The Niners, who lost a heartbreaking 34-31 decision in last year's Super Bowl to the Baltimore Ravens, are the NFL's hottest team with eight straight wins but are on the road as a wild card team after finishing second to Seattle (13-3) in the NFC West.
Seattle have been virtually unbeatable at home with the backing of their formidable '12th Man,' the raucous CenturyLink Field fans who set a Guinness World Record for crowd noise in December.
Harbaugh tried to downplay his relationship with Carroll, but not his enthusiasm for the electricity surrounding the game.
"Animosity, no. Erroneous, erroneous," Harbaugh said about any lingering bad feelings toward his Seattle counterpart. "It's football. It's competition. It's winning."
Former NFL quarterback Harbaugh said his team was excited about the challenge.
"This kind of game, I was thinking of the things I would trade to be able to compete as a player," he said. "I was thinking like a body part.

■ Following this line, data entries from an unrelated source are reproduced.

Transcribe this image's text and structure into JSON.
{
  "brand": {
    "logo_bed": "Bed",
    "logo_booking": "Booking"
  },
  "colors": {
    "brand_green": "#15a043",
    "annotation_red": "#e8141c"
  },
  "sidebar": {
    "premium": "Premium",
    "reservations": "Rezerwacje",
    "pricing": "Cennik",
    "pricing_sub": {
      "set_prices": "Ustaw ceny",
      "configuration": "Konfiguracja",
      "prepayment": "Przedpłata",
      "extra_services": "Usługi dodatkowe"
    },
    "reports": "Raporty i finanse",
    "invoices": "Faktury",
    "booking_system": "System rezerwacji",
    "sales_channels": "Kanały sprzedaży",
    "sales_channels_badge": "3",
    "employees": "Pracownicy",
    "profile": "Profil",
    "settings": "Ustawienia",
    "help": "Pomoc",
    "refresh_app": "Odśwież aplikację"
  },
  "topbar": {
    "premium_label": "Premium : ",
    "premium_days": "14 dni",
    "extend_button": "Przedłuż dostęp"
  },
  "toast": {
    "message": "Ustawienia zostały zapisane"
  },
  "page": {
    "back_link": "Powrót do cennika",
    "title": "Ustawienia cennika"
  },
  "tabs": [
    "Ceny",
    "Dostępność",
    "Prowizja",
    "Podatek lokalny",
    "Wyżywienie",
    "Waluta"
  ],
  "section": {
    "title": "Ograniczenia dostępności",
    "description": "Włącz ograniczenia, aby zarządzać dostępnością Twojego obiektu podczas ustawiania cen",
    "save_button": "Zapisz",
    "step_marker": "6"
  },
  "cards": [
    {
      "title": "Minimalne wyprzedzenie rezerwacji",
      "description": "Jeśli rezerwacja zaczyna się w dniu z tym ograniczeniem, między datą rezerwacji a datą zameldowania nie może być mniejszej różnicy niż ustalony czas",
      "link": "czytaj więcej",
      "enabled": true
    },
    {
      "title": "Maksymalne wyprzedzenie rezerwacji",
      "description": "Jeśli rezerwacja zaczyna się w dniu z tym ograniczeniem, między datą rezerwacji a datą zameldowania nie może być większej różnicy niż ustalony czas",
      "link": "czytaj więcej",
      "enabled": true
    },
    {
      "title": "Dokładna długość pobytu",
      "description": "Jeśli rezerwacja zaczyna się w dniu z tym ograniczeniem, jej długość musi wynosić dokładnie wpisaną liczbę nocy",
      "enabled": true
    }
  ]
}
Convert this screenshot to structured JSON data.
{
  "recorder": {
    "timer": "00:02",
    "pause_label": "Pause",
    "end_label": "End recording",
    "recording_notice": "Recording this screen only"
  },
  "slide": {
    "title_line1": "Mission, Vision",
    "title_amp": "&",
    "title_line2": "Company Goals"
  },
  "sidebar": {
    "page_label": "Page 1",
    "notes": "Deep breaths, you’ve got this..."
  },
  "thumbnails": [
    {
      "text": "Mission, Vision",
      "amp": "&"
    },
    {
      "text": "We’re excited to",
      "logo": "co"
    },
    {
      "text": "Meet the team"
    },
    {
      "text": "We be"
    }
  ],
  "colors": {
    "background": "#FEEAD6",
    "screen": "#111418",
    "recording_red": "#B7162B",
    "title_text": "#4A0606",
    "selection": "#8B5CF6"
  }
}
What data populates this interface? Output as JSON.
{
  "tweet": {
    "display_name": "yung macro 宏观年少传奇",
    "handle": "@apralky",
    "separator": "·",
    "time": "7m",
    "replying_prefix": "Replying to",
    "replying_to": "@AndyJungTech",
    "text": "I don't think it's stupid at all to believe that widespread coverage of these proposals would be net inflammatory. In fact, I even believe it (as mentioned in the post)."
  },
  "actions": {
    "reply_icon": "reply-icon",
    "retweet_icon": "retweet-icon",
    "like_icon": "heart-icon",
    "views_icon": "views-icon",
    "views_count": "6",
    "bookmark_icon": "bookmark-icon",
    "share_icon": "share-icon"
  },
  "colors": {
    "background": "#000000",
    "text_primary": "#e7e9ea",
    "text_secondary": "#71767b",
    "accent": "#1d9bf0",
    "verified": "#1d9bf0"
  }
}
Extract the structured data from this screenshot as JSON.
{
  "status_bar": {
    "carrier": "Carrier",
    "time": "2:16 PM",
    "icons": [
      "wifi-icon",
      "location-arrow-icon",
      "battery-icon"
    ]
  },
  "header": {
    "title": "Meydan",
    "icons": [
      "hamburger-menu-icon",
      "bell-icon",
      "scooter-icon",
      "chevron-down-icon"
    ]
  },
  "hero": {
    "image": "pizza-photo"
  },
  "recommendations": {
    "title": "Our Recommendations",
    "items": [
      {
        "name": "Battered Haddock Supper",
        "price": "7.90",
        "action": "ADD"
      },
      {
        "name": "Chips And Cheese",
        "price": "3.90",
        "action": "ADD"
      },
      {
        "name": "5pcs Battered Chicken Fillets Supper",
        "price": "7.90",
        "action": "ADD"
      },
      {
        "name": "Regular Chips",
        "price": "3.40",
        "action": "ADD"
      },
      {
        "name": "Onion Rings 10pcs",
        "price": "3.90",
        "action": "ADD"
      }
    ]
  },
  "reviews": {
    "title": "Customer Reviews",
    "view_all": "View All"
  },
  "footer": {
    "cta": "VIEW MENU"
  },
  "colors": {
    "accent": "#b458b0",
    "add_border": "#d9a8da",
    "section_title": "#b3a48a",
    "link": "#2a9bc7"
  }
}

Could I do without an arm?"
The Niners have been preparing to deal with the noise factor.
"You've got to be able to communicate without being able to hear very well," Harbaugh said. "You can simulate that somewhat in practice. Signals, hand signals, verbal signals, body language, reading lips, different ways."
San Francisco (12-4 in the regular season) split their two games this season against the Seahawks, but have been blown out in their last two games in Seattle by an aggregate 71-16.
Niners center Jonathan Goodwin said the solution was simple. "He just has to be louder," Goodwin said about signal caller Kaepernick. "There's really no special tricks."
Poise rather than noise could make a key difference according to one Seahawks player, who said the team that loses composure could suffer damaging penalties in the ratcheted up emotion of their NFC title clash.
"It just comes down to poise," Seahawks tight end Zach Miller told reporters.
"You have to understand the situation and keep your emotions in check. You want to play with fire and passion, but when the whistle blows you have to shut it down — no matter what happens."
The Seahawks, whose defense ranked No. 1 in the NFL in both fewest points and yards allowed, have been virtually unbeatable at home, winning 16 of their last 17 games in Seattle.
Seattle's offense has relied heavily on running back Marshawn "The Beast" Lynch in recent weeks. Wilson threw for only 103 yards in the Seahawks' 23-15 win over the New Orleans Saints in the last playoff round and is facing the league's third-ranked team in points allowed.
Big play receiver Percy Harvin was still not cleared to practice with Seattle on Thursday after suffering a concussion last Saturday against New Orleans.
While San Francisco has a more dangerous crew of receivers for Kaepernick with the return of Michael Crabtree to join Anquan Boldin and tight end Vernon Davis, the Seahawks take a back seat to no one on defense.
Seattle led the NFL with a plus-20 mark in turnover differential thanks in part to a suffocating defensive secondary led by cornerback Richard Sherman and safety Earl Thomas.
"There is no love lost, there is no love found," Sherman said about the Seahawks' feelings about the 49ers.
"That's how I'd characterize it. It's going to be intense. It's going to be physical. I don't know if there are going to be handshakes after this one."
(Reporting by Larry Fine in New York; Editing by Frank Pingue)